▶ _ASSIGNMENT_
Go through the entries below and count the lines where the word "kind" appears; give only the count.

▶ _DATA TO EXAMINE_
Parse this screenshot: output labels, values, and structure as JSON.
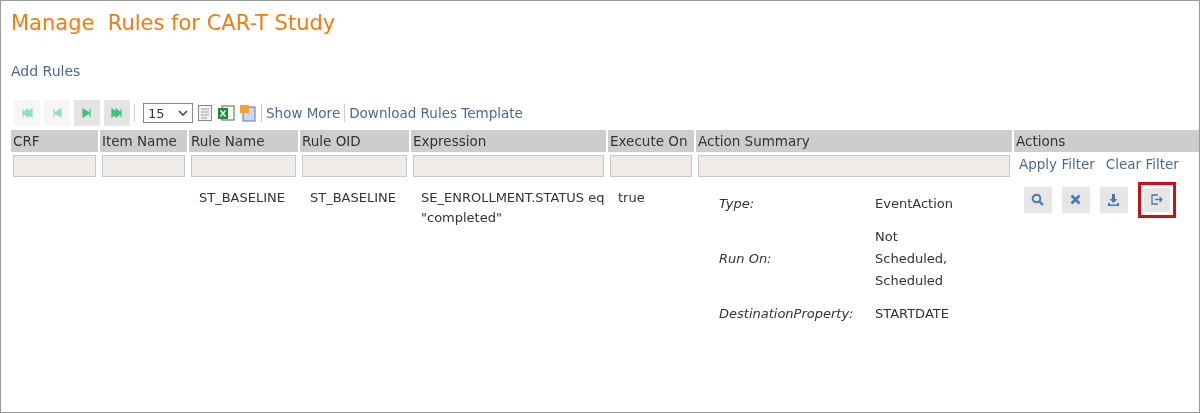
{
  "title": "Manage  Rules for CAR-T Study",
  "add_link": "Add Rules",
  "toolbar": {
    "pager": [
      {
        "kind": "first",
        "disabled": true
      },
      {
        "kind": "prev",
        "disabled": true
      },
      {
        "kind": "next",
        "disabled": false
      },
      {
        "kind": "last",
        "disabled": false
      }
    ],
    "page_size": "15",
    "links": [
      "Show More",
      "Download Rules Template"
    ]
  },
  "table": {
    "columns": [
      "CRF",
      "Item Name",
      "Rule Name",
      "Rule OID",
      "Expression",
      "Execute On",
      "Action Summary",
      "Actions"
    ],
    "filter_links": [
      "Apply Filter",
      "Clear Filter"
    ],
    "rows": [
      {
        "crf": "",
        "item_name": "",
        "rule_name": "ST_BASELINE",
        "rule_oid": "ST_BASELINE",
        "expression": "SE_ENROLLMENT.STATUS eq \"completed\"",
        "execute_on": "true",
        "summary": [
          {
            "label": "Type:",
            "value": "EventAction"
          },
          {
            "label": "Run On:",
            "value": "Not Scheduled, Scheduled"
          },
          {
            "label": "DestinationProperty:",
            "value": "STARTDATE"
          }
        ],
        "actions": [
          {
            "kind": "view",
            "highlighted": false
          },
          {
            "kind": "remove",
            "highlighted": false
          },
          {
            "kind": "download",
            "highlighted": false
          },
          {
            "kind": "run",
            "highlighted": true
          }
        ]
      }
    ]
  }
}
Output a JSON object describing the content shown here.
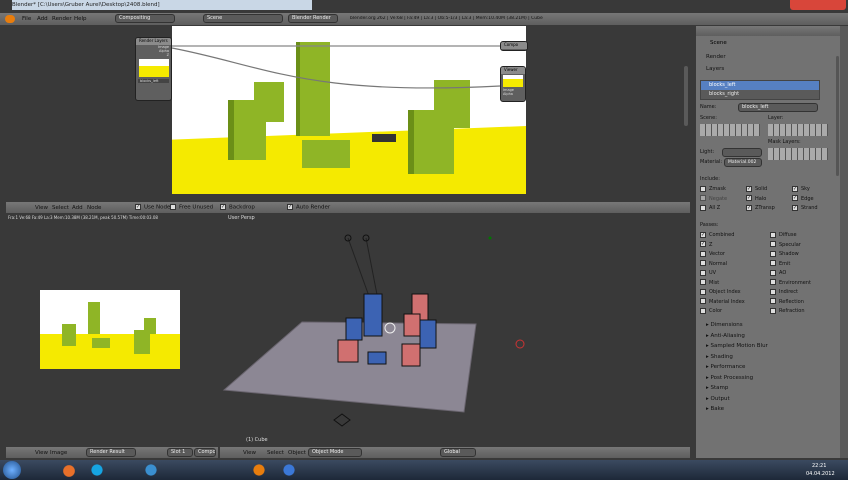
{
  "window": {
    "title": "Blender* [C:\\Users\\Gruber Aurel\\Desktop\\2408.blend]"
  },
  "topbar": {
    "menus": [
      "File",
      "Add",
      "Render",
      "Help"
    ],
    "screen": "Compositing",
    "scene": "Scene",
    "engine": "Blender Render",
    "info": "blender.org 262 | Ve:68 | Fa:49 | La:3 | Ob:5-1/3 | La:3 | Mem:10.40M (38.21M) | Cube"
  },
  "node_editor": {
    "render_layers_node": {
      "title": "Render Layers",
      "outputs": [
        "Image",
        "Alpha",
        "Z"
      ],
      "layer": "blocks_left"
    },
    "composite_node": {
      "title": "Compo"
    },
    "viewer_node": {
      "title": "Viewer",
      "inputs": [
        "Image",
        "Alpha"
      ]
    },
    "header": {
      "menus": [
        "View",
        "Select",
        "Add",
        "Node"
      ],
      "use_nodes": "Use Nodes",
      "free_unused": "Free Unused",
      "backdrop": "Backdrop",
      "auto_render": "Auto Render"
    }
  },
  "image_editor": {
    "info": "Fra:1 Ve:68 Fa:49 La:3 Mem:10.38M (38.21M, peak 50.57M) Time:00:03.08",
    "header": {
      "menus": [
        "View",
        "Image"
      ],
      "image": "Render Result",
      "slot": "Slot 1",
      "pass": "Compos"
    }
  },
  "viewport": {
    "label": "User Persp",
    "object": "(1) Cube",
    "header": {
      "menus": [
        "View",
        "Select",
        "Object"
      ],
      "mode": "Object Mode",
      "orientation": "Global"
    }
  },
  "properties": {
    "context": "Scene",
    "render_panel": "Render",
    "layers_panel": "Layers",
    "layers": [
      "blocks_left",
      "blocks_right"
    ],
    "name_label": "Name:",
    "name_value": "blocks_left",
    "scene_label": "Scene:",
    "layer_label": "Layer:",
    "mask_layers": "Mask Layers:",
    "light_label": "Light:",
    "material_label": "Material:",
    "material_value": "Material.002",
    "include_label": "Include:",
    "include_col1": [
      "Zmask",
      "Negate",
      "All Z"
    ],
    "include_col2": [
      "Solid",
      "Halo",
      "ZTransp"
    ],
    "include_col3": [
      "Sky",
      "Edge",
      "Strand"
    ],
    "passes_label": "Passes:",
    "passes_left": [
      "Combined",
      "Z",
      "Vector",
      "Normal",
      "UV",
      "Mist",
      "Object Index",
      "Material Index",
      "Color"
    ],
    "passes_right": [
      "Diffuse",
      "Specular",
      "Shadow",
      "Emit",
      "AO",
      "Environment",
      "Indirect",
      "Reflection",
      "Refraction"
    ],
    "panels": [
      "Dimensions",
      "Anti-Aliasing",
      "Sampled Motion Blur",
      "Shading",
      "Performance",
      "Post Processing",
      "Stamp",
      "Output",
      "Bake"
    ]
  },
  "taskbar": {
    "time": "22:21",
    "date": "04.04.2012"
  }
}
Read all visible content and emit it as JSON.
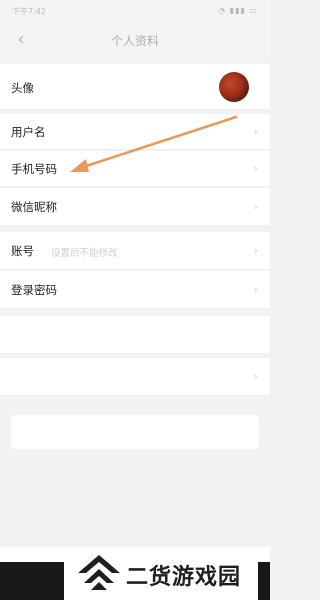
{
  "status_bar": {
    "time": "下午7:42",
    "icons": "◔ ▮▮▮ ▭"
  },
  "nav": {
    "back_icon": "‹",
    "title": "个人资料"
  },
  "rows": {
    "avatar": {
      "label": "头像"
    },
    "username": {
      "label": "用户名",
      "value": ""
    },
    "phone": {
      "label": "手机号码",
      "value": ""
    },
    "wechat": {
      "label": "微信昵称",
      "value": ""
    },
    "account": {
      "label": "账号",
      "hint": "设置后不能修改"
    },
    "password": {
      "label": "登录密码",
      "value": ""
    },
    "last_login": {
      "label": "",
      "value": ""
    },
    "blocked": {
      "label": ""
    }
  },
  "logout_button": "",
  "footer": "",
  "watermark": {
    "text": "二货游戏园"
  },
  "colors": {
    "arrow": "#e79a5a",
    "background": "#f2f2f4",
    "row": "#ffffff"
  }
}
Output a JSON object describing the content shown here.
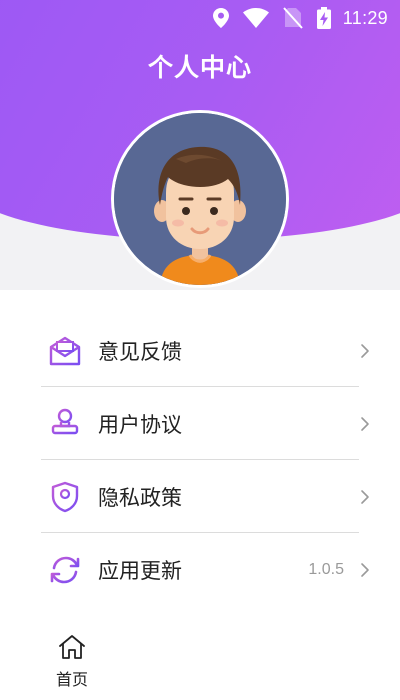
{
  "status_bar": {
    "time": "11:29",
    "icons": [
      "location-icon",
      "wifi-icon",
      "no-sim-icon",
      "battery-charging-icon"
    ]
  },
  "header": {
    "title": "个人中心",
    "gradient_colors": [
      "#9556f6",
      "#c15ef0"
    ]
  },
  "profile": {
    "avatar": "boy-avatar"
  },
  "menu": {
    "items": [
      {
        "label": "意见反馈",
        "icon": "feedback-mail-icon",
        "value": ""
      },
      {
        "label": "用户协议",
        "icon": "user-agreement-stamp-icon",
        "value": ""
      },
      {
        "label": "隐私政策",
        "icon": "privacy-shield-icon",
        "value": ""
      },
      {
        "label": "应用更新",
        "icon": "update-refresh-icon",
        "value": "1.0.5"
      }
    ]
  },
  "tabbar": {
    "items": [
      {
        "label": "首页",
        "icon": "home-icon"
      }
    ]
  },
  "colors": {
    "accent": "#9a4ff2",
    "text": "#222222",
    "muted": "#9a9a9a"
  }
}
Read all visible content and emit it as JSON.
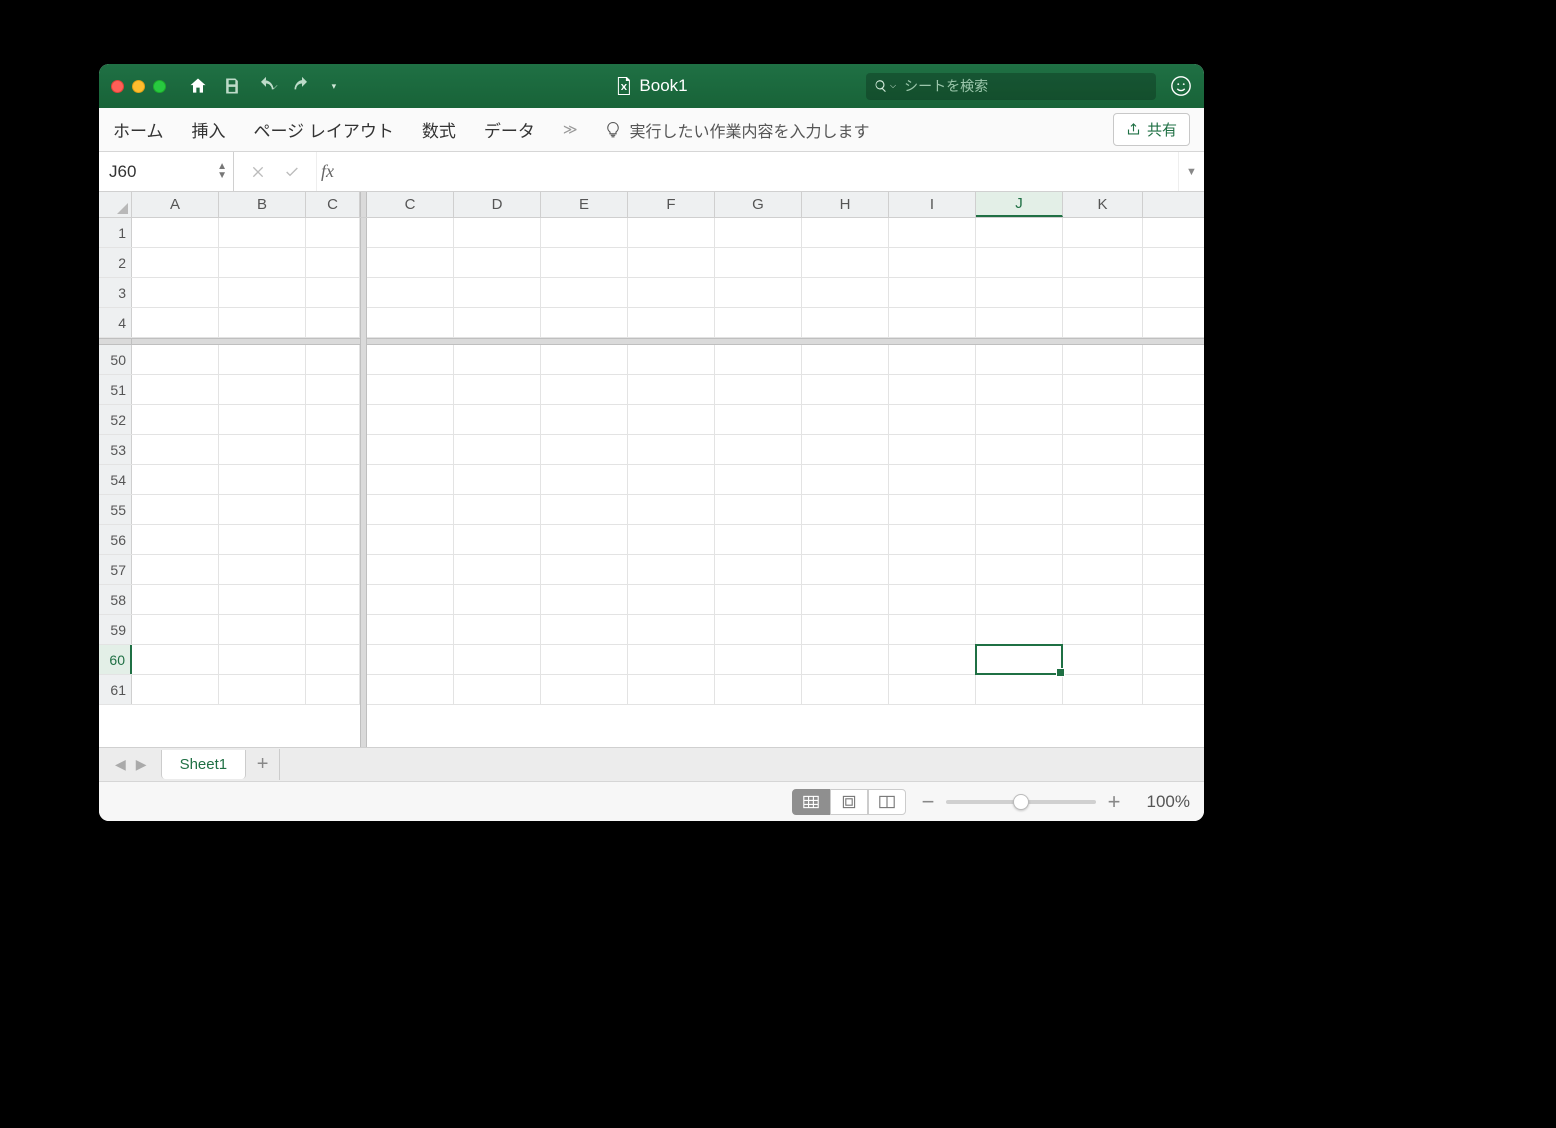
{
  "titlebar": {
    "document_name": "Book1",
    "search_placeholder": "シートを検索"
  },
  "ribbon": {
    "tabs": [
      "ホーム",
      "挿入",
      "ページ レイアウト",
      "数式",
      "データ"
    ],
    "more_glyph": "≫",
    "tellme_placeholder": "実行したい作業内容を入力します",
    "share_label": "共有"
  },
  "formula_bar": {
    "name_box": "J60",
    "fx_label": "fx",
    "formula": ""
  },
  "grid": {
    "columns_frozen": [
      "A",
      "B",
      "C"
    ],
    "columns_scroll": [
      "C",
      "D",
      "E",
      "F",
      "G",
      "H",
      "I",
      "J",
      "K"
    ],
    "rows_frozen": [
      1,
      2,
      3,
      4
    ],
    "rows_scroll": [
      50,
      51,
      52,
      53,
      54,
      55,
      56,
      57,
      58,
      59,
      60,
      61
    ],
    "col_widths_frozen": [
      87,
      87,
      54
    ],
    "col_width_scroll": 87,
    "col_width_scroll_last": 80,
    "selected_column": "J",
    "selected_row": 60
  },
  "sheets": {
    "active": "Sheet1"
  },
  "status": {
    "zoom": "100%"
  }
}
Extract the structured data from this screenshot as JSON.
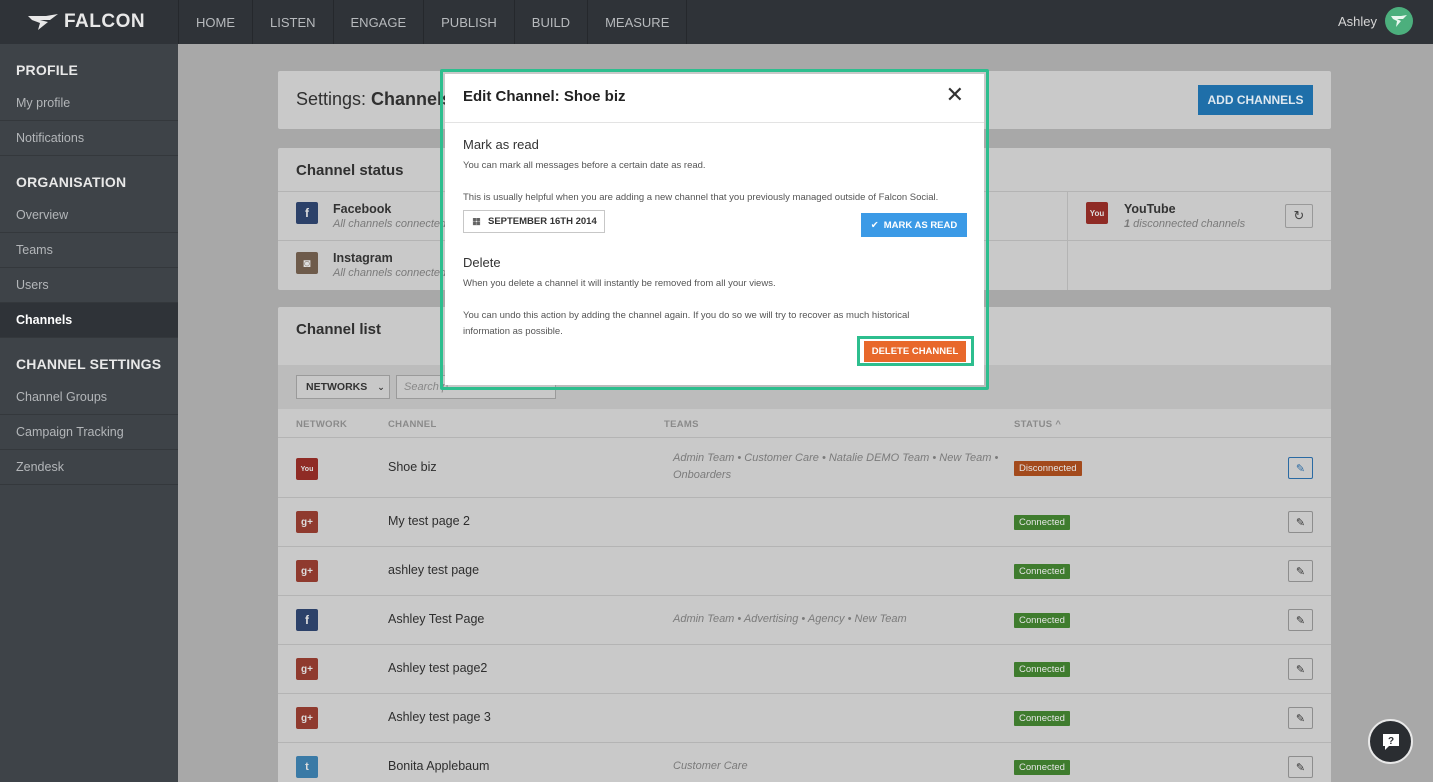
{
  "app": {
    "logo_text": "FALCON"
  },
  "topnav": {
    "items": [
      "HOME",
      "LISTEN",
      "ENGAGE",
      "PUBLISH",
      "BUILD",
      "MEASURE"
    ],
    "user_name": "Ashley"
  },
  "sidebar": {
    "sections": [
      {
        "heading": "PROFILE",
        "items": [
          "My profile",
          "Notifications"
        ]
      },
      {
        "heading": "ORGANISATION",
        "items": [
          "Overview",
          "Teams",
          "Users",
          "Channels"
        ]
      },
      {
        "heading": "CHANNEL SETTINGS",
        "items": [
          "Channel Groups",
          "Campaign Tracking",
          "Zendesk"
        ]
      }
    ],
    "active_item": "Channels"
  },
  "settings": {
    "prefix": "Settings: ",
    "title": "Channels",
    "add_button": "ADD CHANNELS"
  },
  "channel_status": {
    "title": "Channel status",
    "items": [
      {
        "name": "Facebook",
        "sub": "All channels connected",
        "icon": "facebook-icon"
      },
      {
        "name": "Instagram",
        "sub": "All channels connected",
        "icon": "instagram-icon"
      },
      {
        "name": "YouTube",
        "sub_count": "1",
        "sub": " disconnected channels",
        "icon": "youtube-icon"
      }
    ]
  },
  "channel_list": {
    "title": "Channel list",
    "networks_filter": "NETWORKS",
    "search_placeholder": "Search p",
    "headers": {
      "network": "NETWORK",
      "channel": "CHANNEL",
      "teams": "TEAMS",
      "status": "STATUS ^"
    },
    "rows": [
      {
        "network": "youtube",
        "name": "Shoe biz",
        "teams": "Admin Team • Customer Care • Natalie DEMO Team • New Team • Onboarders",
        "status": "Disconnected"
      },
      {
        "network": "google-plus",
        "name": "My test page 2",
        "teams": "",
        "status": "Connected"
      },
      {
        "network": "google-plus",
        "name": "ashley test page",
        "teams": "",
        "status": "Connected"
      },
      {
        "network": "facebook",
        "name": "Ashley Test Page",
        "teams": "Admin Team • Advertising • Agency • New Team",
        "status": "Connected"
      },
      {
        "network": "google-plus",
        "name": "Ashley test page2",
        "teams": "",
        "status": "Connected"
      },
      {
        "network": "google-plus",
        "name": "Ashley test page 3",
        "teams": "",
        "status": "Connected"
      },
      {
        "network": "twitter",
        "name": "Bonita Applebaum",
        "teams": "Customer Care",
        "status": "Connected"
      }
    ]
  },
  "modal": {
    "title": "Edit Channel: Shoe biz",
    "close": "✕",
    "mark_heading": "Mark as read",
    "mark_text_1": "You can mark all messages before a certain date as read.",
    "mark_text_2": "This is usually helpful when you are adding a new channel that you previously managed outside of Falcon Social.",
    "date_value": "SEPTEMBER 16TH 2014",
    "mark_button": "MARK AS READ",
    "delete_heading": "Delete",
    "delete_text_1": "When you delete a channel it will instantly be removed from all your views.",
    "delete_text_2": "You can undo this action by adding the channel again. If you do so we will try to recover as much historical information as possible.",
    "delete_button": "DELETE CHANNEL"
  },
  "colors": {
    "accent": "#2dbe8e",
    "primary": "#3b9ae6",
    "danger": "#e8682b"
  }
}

▶ _RESPONSE AREA_
8